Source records
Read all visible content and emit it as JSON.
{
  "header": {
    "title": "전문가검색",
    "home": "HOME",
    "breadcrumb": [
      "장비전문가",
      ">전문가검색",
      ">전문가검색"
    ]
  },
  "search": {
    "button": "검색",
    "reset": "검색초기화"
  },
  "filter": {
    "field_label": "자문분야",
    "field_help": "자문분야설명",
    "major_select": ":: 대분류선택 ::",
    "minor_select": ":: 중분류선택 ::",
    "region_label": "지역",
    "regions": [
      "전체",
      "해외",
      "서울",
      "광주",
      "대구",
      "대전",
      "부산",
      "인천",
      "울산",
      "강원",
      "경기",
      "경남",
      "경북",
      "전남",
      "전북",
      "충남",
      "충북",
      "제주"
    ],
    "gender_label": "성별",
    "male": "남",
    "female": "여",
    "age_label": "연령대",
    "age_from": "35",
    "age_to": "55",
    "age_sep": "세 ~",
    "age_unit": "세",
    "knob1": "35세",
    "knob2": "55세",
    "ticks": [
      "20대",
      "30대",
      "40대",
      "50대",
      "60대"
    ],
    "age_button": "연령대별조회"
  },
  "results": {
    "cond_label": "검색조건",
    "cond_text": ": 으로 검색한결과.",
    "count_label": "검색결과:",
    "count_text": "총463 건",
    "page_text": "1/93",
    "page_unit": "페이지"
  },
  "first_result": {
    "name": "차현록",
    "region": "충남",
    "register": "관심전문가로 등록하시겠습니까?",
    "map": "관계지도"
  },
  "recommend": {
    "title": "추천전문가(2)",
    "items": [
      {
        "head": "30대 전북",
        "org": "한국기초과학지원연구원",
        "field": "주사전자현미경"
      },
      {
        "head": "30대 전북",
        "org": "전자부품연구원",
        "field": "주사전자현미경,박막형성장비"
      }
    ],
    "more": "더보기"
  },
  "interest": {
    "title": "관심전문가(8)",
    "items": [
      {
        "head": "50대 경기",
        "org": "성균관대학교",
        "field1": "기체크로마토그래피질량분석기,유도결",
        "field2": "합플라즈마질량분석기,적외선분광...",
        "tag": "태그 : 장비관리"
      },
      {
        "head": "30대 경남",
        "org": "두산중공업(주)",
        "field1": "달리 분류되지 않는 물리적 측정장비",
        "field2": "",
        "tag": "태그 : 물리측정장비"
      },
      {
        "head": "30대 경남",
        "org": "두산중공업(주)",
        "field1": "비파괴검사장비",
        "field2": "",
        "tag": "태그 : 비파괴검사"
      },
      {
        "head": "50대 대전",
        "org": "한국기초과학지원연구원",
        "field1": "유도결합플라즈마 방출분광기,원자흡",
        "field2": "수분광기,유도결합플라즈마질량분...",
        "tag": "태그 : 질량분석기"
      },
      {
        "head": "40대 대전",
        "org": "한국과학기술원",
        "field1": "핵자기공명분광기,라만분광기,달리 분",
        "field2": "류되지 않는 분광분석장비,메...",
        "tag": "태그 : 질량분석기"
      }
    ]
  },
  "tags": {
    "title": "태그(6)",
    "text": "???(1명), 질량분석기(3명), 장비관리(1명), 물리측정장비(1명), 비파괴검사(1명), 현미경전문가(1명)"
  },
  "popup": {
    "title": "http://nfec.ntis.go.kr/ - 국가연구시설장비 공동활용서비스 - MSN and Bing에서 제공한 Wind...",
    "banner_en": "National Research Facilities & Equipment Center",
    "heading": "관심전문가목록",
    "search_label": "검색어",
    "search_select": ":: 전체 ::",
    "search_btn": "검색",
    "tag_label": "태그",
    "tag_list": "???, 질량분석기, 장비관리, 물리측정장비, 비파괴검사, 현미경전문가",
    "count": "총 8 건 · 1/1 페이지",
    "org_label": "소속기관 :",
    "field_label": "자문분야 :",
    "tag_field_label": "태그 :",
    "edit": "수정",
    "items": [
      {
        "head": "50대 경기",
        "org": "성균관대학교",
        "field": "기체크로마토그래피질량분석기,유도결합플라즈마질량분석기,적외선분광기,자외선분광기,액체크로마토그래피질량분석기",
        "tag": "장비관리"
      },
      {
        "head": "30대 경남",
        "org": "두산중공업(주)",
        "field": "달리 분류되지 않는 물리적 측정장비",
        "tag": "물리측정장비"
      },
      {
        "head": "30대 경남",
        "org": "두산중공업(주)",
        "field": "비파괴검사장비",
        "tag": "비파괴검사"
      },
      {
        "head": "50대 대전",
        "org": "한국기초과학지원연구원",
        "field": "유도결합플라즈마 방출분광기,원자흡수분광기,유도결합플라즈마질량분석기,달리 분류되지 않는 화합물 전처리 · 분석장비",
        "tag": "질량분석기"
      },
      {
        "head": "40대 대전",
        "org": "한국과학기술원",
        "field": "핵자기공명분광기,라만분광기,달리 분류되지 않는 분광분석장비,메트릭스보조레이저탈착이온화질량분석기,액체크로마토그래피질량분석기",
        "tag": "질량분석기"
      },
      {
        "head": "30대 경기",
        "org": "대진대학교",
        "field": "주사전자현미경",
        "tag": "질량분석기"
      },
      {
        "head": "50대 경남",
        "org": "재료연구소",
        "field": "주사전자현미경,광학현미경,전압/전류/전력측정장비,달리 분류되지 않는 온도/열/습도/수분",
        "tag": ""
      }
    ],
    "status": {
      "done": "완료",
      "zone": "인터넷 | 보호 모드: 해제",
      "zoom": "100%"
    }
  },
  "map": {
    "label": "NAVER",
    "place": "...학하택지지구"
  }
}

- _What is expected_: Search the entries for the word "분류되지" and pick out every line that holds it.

- _Expected output_:
        "field1": "달리 분류되지 않는 물리적 측정장비",
        "field": "달리 분류되지 않는 물리적 측정장비",
        "field": "유도결합플라즈마 방출분광기,원자흡수분광기,유도결합플라즈마질량분석기,달리 분류되지 않는 화합물 전처리 · 분석장비",
        "field": "핵자기공명분광기,라만분광기,달리 분류되지 않는 분광분석장비,메트릭스보조레이저탈착이온화질량분석기,액체크로마토그래피질량분석기",
        "field": "주사전자현미경,광학현미경,전압/전류/전력측정장비,달리 분류되지 않는 온도/열/습도/수분",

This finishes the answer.